Set down each record below precisely, skipping the pictures.

======== Data shown

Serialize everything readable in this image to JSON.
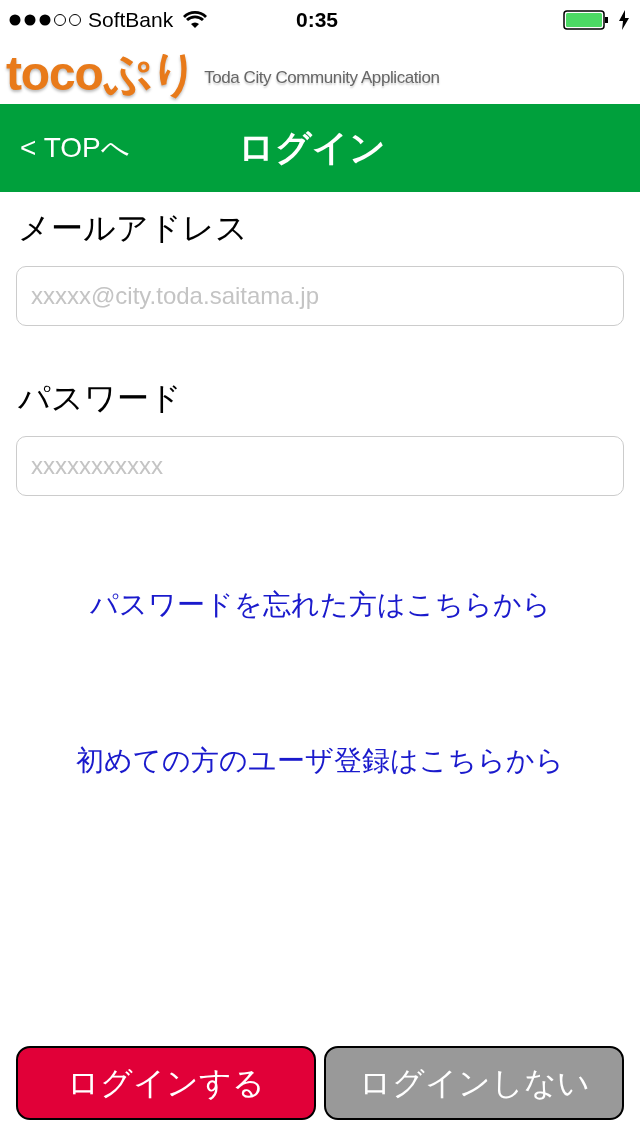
{
  "status_bar": {
    "carrier": "SoftBank",
    "time": "0:35"
  },
  "header": {
    "logo": "tocoぷり",
    "tagline": "Toda City Community Application"
  },
  "nav_bar": {
    "back": "< TOPへ",
    "title": "ログイン"
  },
  "fields": [
    {
      "label": "メールアドレス",
      "placeholder": "xxxxx@city.toda.saitama.jp"
    },
    {
      "label": "パスワード",
      "placeholder": "xxxxxxxxxxx"
    }
  ],
  "links": [
    "パスワードを忘れた方はこちらから",
    "初めての方のユーザ登録はこちらから"
  ],
  "buttons": [
    {
      "label": "ログインする",
      "kind": "primary"
    },
    {
      "label": "ログインしない",
      "kind": "secondary"
    }
  ]
}
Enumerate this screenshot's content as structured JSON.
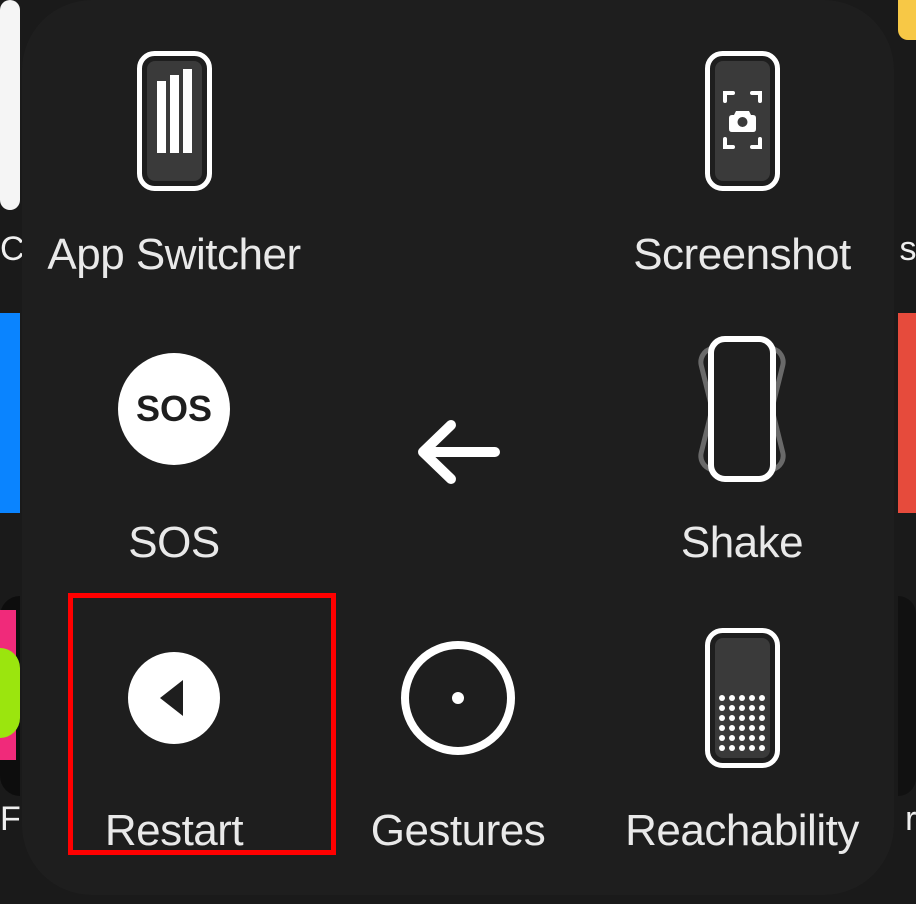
{
  "menu": {
    "items": [
      {
        "id": "app-switcher",
        "label": "App Switcher",
        "icon": "app-switcher-icon"
      },
      {
        "id": "back",
        "label": "",
        "icon": "arrow-left-icon"
      },
      {
        "id": "screenshot",
        "label": "Screenshot",
        "icon": "screenshot-icon"
      },
      {
        "id": "sos",
        "label": "SOS",
        "icon": "sos-icon"
      },
      {
        "id": "center",
        "label": "",
        "icon": ""
      },
      {
        "id": "shake",
        "label": "Shake",
        "icon": "shake-icon"
      },
      {
        "id": "restart",
        "label": "Restart",
        "icon": "restart-icon",
        "highlighted": true
      },
      {
        "id": "gestures",
        "label": "Gestures",
        "icon": "gestures-icon"
      },
      {
        "id": "reachability",
        "label": "Reachability",
        "icon": "reachability-icon"
      }
    ]
  },
  "background": {
    "partial_labels": [
      "C",
      "Fi",
      "s",
      "r"
    ]
  },
  "colors": {
    "panel": "#1e1e1e",
    "text": "#e9e9e9",
    "highlight": "#ff0000"
  }
}
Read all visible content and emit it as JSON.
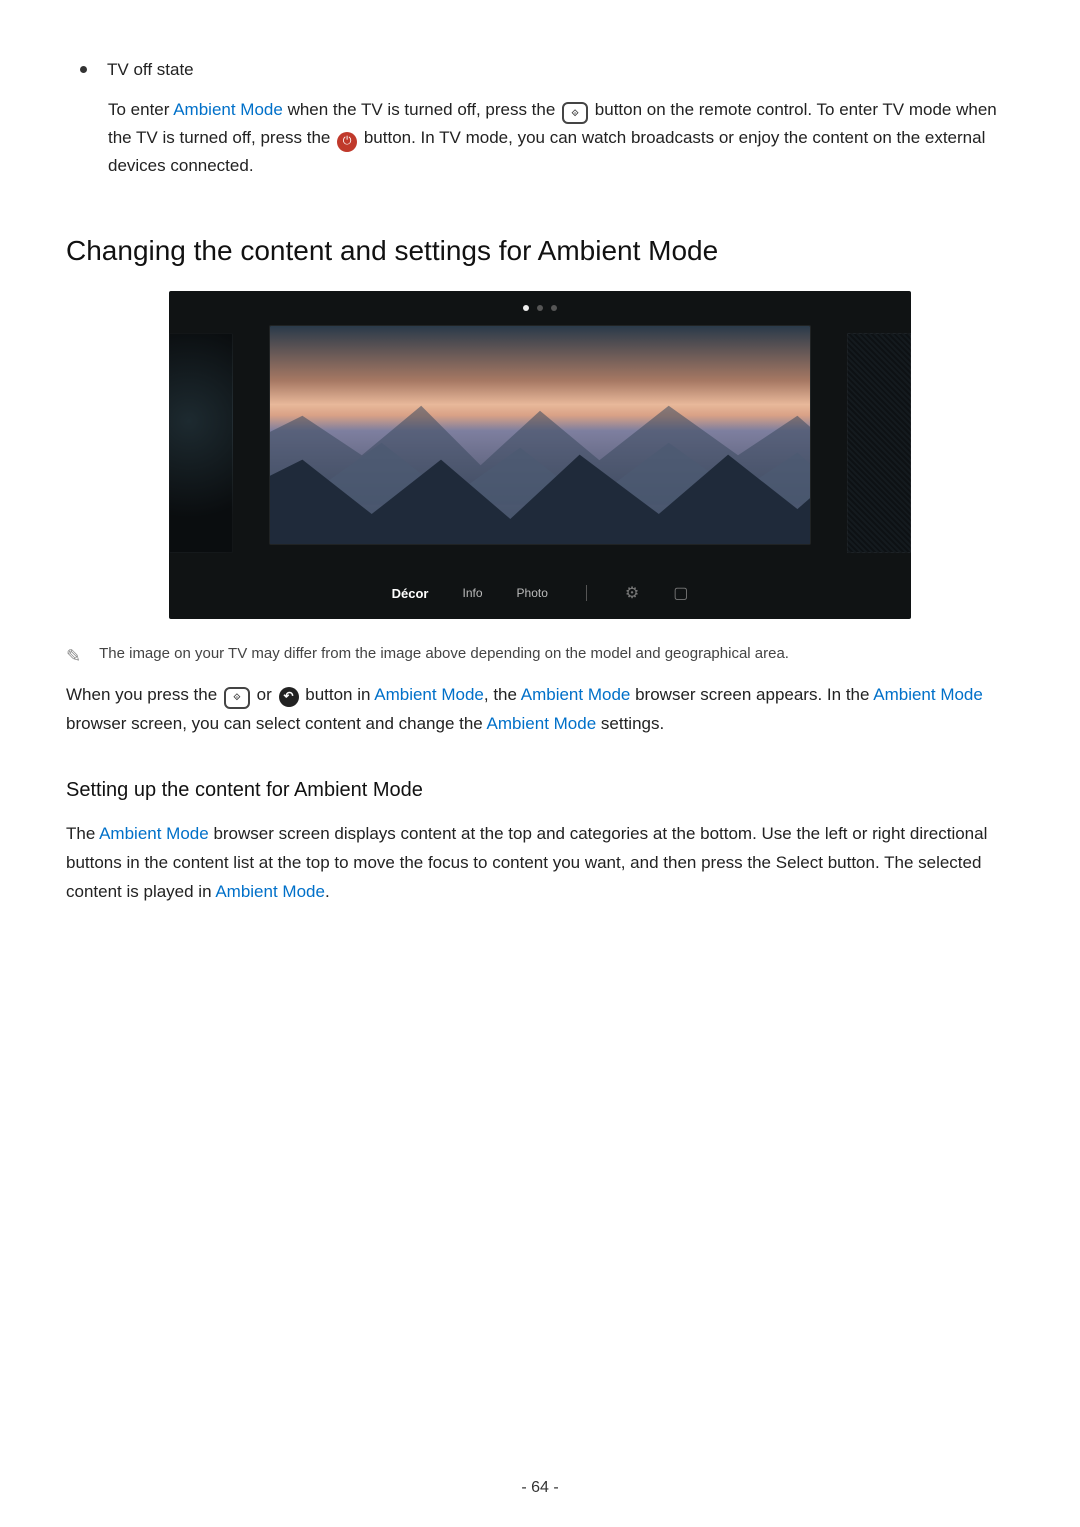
{
  "bullet": {
    "title": "TV off state",
    "body_before": "To enter ",
    "ambient1": "Ambient Mode",
    "body_mid1": " when the TV is turned off, press the ",
    "body_mid2": " button on the remote control. To enter TV mode when the TV is turned off, press the ",
    "body_mid3": " button. In TV mode, you can watch broadcasts or enjoy the content on the external devices connected."
  },
  "heading": "Changing the content and settings for Ambient Mode",
  "tv": {
    "menu": {
      "decor": "Décor",
      "info": "Info",
      "photo": "Photo"
    }
  },
  "note": "The image on your TV may differ from the image above depending on the model and geographical area.",
  "para1": {
    "t1": "When you press the ",
    "t2": " or ",
    "t3": " button in ",
    "am1": "Ambient Mode",
    "t4": ", the ",
    "am2": "Ambient Mode",
    "t5": " browser screen appears. In the ",
    "am3": "Ambient Mode",
    "t6": " browser screen, you can select content and change the ",
    "am4": "Ambient Mode",
    "t7": " settings."
  },
  "subheading": "Setting up the content for Ambient Mode",
  "para2": {
    "t1": "The ",
    "am1": "Ambient Mode",
    "t2": " browser screen displays content at the top and categories at the bottom. Use the left or right directional buttons in the content list at the top to move the focus to content you want, and then press the Select button. The selected content is played in ",
    "am2": "Ambient Mode",
    "t3": "."
  },
  "page_number": "- 64 -"
}
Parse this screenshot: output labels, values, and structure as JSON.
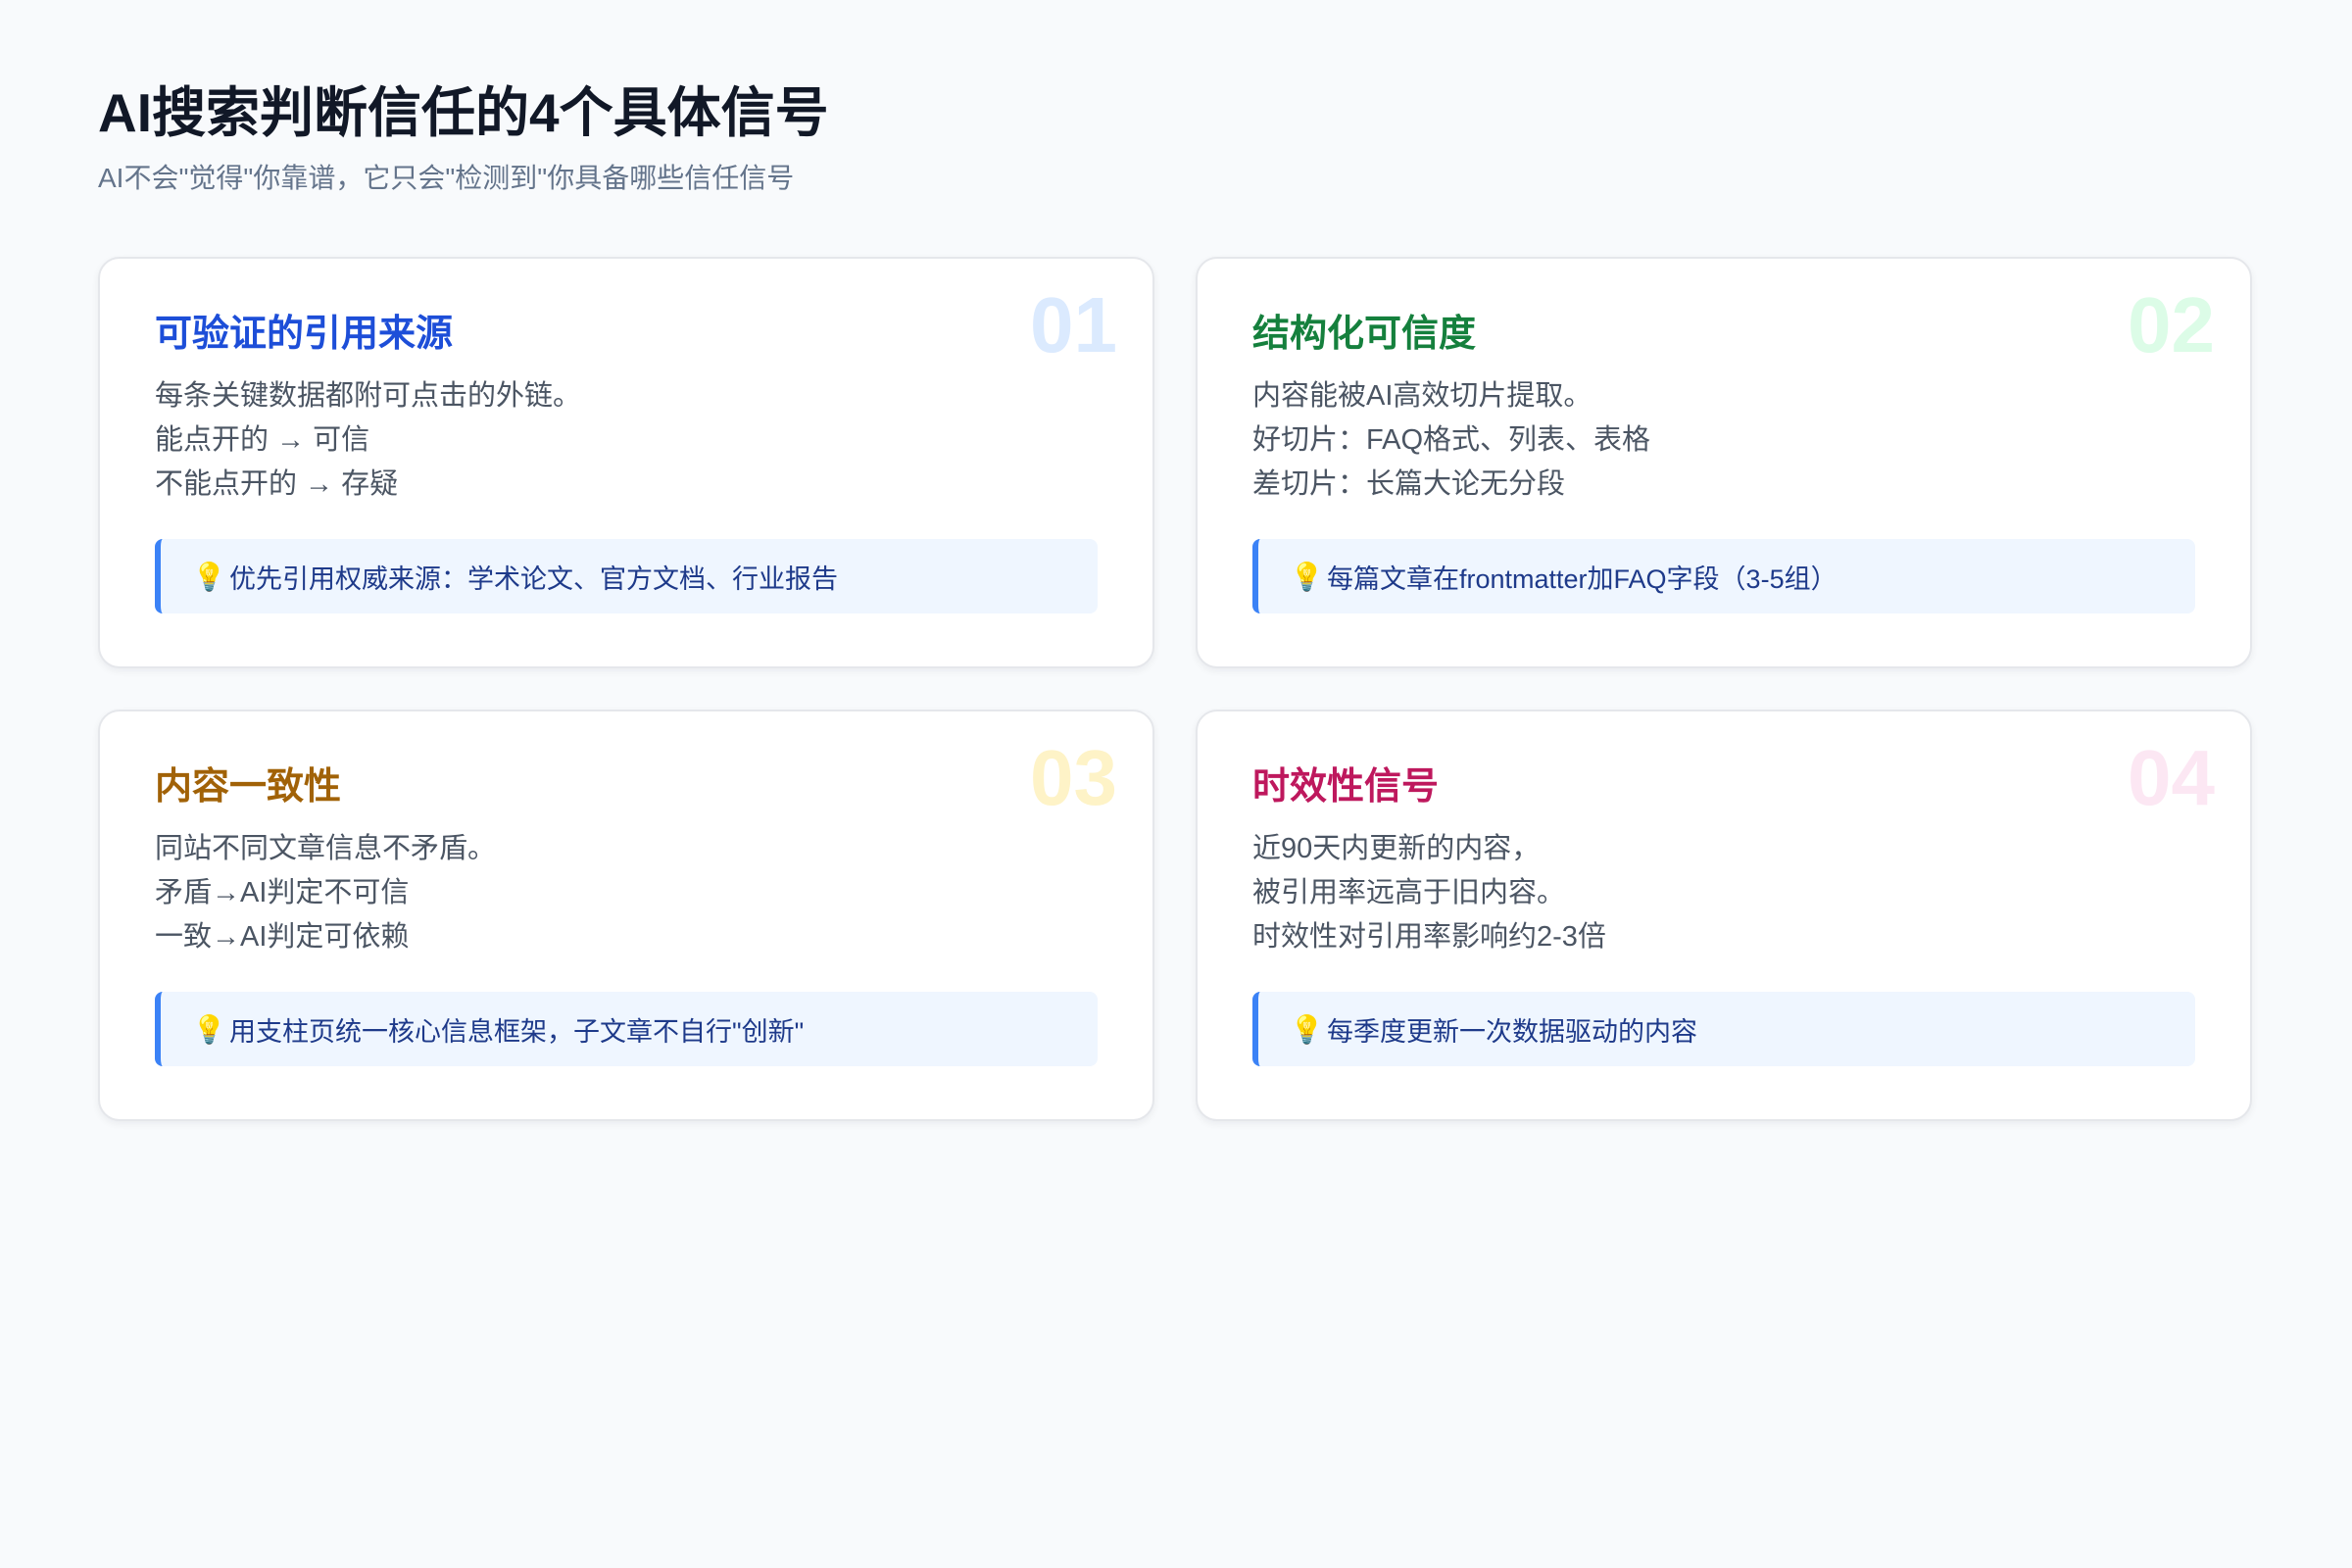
{
  "header": {
    "title": "AI搜索判断信任的4个具体信号",
    "subtitle": "AI不会\"觉得\"你靠谱，它只会\"检测到\"你具备哪些信任信号"
  },
  "tip_icon": "lightbulb-icon",
  "tip_glyph": "💡",
  "cards": [
    {
      "number": "01",
      "title": "可验证的引用来源",
      "accent_color": "#1d4ed8",
      "number_color": "#dbeafe",
      "lines": [
        "每条关键数据都附可点击的外链。",
        "能点开的 → 可信",
        "不能点开的 → 存疑"
      ],
      "tip": "优先引用权威来源：学术论文、官方文档、行业报告"
    },
    {
      "number": "02",
      "title": "结构化可信度",
      "accent_color": "#15803d",
      "number_color": "#dcfce7",
      "lines": [
        "内容能被AI高效切片提取。",
        "好切片：FAQ格式、列表、表格",
        "差切片：长篇大论无分段"
      ],
      "tip": "每篇文章在frontmatter加FAQ字段（3-5组）"
    },
    {
      "number": "03",
      "title": "内容一致性",
      "accent_color": "#a16207",
      "number_color": "#fef3c7",
      "lines": [
        "同站不同文章信息不矛盾。",
        "矛盾→AI判定不可信",
        "一致→AI判定可依赖"
      ],
      "tip": "用支柱页统一核心信息框架，子文章不自行\"创新\""
    },
    {
      "number": "04",
      "title": "时效性信号",
      "accent_color": "#be185d",
      "number_color": "#fce7f3",
      "lines": [
        "近90天内更新的内容，",
        "被引用率远高于旧内容。",
        "时效性对引用率影响约2-3倍"
      ],
      "tip": "每季度更新一次数据驱动的内容"
    }
  ]
}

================

Problem solution
Serialize everything readable in this image to JSON.
{
  "status_bar": {
    "carrier": "SoftBank",
    "time": "0:35"
  },
  "header": {
    "logo": "tocoぷり",
    "tagline": "Toda City Community Application"
  },
  "nav_bar": {
    "back": "< TOPへ",
    "title": "ログイン"
  },
  "fields": [
    {
      "label": "メールアドレス",
      "placeholder": "xxxxx@city.toda.saitama.jp"
    },
    {
      "label": "パスワード",
      "placeholder": "xxxxxxxxxxx"
    }
  ],
  "links": [
    "パスワードを忘れた方はこちらから",
    "初めての方のユーザ登録はこちらから"
  ],
  "buttons": [
    {
      "label": "ログインする",
      "kind": "primary"
    },
    {
      "label": "ログインしない",
      "kind": "secondary"
    }
  ]
}
Enumerate this screenshot's content as structured JSON.
{
  "menu": {
    "items": [
      {
        "id": "app-switcher",
        "label": "App Switcher",
        "icon": "app-switcher-icon"
      },
      {
        "id": "back",
        "label": "",
        "icon": "arrow-left-icon"
      },
      {
        "id": "screenshot",
        "label": "Screenshot",
        "icon": "screenshot-icon"
      },
      {
        "id": "sos",
        "label": "SOS",
        "icon": "sos-icon"
      },
      {
        "id": "center",
        "label": "",
        "icon": ""
      },
      {
        "id": "shake",
        "label": "Shake",
        "icon": "shake-icon"
      },
      {
        "id": "restart",
        "label": "Restart",
        "icon": "restart-icon",
        "highlighted": true
      },
      {
        "id": "gestures",
        "label": "Gestures",
        "icon": "gestures-icon"
      },
      {
        "id": "reachability",
        "label": "Reachability",
        "icon": "reachability-icon"
      }
    ]
  },
  "background": {
    "partial_labels": [
      "C",
      "Fi",
      "s",
      "r"
    ]
  },
  "colors": {
    "panel": "#1e1e1e",
    "text": "#e9e9e9",
    "highlight": "#ff0000"
  }
}
Read all visible content and emit it as JSON.
{
  "bullet": {
    "title": "TV off state",
    "body_before": "To enter ",
    "ambient1": "Ambient Mode",
    "body_mid1": " when the TV is turned off, press the ",
    "body_mid2": " button on the remote control. To enter TV mode when the TV is turned off, press the ",
    "body_mid3": " button. In TV mode, you can watch broadcasts or enjoy the content on the external devices connected."
  },
  "heading": "Changing the content and settings for Ambient Mode",
  "tv": {
    "menu": {
      "decor": "Décor",
      "info": "Info",
      "photo": "Photo"
    }
  },
  "note": "The image on your TV may differ from the image above depending on the model and geographical area.",
  "para1": {
    "t1": "When you press the ",
    "t2": " or ",
    "t3": " button in ",
    "am1": "Ambient Mode",
    "t4": ", the ",
    "am2": "Ambient Mode",
    "t5": " browser screen appears. In the ",
    "am3": "Ambient Mode",
    "t6": " browser screen, you can select content and change the ",
    "am4": "Ambient Mode",
    "t7": " settings."
  },
  "subheading": "Setting up the content for Ambient Mode",
  "para2": {
    "t1": "The ",
    "am1": "Ambient Mode",
    "t2": " browser screen displays content at the top and categories at the bottom. Use the left or right directional buttons in the content list at the top to move the focus to content you want, and then press the Select button. The selected content is played in ",
    "am2": "Ambient Mode",
    "t3": "."
  },
  "page_number": "- 64 -"
}
Parse this screenshot: output labels, values, and structure as JSON.
{
  "header": {
    "title": "AI搜索判断信任的4个具体信号",
    "subtitle": "AI不会\"觉得\"你靠谱，它只会\"检测到\"你具备哪些信任信号"
  },
  "tip_icon": "lightbulb-icon",
  "tip_glyph": "💡",
  "cards": [
    {
      "number": "01",
      "title": "可验证的引用来源",
      "accent_color": "#1d4ed8",
      "number_color": "#dbeafe",
      "lines": [
        "每条关键数据都附可点击的外链。",
        "能点开的 → 可信",
        "不能点开的 → 存疑"
      ],
      "tip": "优先引用权威来源：学术论文、官方文档、行业报告"
    },
    {
      "number": "02",
      "title": "结构化可信度",
      "accent_color": "#15803d",
      "number_color": "#dcfce7",
      "lines": [
        "内容能被AI高效切片提取。",
        "好切片：FAQ格式、列表、表格",
        "差切片：长篇大论无分段"
      ],
      "tip": "每篇文章在frontmatter加FAQ字段（3-5组）"
    },
    {
      "number": "03",
      "title": "内容一致性",
      "accent_color": "#a16207",
      "number_color": "#fef3c7",
      "lines": [
        "同站不同文章信息不矛盾。",
        "矛盾→AI判定不可信",
        "一致→AI判定可依赖"
      ],
      "tip": "用支柱页统一核心信息框架，子文章不自行\"创新\""
    },
    {
      "number": "04",
      "title": "时效性信号",
      "accent_color": "#be185d",
      "number_color": "#fce7f3",
      "lines": [
        "近90天内更新的内容，",
        "被引用率远高于旧内容。",
        "时效性对引用率影响约2-3倍"
      ],
      "tip": "每季度更新一次数据驱动的内容"
    }
  ]
}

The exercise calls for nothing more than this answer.